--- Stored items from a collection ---
[Start of Attachment]

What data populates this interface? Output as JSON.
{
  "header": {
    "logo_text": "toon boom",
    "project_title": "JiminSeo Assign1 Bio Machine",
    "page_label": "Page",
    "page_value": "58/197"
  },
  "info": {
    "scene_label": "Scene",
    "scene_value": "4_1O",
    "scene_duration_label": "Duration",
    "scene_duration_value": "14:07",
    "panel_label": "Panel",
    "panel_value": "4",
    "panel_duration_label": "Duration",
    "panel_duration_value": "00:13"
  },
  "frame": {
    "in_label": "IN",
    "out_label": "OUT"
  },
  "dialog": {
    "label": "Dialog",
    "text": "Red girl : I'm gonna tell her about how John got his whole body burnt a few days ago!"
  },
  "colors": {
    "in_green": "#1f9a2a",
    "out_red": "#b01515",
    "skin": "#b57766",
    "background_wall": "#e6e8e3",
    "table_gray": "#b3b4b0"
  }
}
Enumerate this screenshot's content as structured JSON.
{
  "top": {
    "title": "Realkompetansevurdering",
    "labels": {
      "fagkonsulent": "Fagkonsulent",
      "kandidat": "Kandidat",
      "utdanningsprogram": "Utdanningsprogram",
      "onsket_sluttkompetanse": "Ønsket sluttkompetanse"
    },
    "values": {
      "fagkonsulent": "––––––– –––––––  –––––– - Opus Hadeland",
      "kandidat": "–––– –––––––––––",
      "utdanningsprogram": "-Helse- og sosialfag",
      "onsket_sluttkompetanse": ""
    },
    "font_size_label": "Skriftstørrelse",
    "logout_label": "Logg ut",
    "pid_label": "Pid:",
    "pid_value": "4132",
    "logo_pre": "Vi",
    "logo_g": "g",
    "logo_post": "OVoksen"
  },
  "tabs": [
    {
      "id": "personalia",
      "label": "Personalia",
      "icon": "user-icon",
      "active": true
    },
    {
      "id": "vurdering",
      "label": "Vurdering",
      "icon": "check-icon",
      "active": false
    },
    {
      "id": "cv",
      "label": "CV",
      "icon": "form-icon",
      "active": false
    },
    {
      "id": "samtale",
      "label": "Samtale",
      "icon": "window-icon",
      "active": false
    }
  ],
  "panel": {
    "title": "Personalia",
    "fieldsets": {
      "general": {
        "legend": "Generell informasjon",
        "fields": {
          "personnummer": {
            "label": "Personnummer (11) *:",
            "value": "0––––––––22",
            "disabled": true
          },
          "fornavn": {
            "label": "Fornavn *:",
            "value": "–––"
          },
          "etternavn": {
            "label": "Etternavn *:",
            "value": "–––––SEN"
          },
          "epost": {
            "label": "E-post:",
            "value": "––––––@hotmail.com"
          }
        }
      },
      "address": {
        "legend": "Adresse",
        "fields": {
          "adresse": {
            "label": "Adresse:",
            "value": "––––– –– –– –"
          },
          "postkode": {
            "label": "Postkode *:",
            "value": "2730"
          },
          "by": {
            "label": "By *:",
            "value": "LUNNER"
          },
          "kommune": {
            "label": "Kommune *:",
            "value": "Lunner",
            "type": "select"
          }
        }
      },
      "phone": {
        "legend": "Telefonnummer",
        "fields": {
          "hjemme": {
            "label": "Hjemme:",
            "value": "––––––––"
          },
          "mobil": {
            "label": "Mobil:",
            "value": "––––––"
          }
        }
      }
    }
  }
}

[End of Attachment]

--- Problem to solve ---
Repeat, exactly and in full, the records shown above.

--- Worked solution ---
What data populates this interface? Output as JSON.
{
  "header": {
    "logo_text": "toon boom",
    "project_title": "JiminSeo Assign1 Bio Machine",
    "page_label": "Page",
    "page_value": "58/197"
  },
  "info": {
    "scene_label": "Scene",
    "scene_value": "4_1O",
    "scene_duration_label": "Duration",
    "scene_duration_value": "14:07",
    "panel_label": "Panel",
    "panel_value": "4",
    "panel_duration_label": "Duration",
    "panel_duration_value": "00:13"
  },
  "frame": {
    "in_label": "IN",
    "out_label": "OUT"
  },
  "dialog": {
    "label": "Dialog",
    "text": "Red girl : I'm gonna tell her about how John got his whole body burnt a few days ago!"
  },
  "colors": {
    "in_green": "#1f9a2a",
    "out_red": "#b01515",
    "skin": "#b57766",
    "background_wall": "#e6e8e3",
    "table_gray": "#b3b4b0"
  }
}
Enumerate this screenshot's content as structured JSON.
{
  "top": {
    "title": "Realkompetansevurdering",
    "labels": {
      "fagkonsulent": "Fagkonsulent",
      "kandidat": "Kandidat",
      "utdanningsprogram": "Utdanningsprogram",
      "onsket_sluttkompetanse": "Ønsket sluttkompetanse"
    },
    "values": {
      "fagkonsulent": "––––––– –––––––  –––––– - Opus Hadeland",
      "kandidat": "–––– –––––––––––",
      "utdanningsprogram": "-Helse- og sosialfag",
      "onsket_sluttkompetanse": ""
    },
    "font_size_label": "Skriftstørrelse",
    "logout_label": "Logg ut",
    "pid_label": "Pid:",
    "pid_value": "4132",
    "logo_pre": "Vi",
    "logo_g": "g",
    "logo_post": "OVoksen"
  },
  "tabs": [
    {
      "id": "personalia",
      "label": "Personalia",
      "icon": "user-icon",
      "active": true
    },
    {
      "id": "vurdering",
      "label": "Vurdering",
      "icon": "check-icon",
      "active": false
    },
    {
      "id": "cv",
      "label": "CV",
      "icon": "form-icon",
      "active": false
    },
    {
      "id": "samtale",
      "label": "Samtale",
      "icon": "window-icon",
      "active": false
    }
  ],
  "panel": {
    "title": "Personalia",
    "fieldsets": {
      "general": {
        "legend": "Generell informasjon",
        "fields": {
          "personnummer": {
            "label": "Personnummer (11) *:",
            "value": "0––––––––22",
            "disabled": true
          },
          "fornavn": {
            "label": "Fornavn *:",
            "value": "–––"
          },
          "etternavn": {
            "label": "Etternavn *:",
            "value": "–––––SEN"
          },
          "epost": {
            "label": "E-post:",
            "value": "––––––@hotmail.com"
          }
        }
      },
      "address": {
        "legend": "Adresse",
        "fields": {
          "adresse": {
            "label": "Adresse:",
            "value": "––––– –– –– –"
          },
          "postkode": {
            "label": "Postkode *:",
            "value": "2730"
          },
          "by": {
            "label": "By *:",
            "value": "LUNNER"
          },
          "kommune": {
            "label": "Kommune *:",
            "value": "Lunner",
            "type": "select"
          }
        }
      },
      "phone": {
        "legend": "Telefonnummer",
        "fields": {
          "hjemme": {
            "label": "Hjemme:",
            "value": "––––––––"
          },
          "mobil": {
            "label": "Mobil:",
            "value": "––––––"
          }
        }
      }
    }
  }
}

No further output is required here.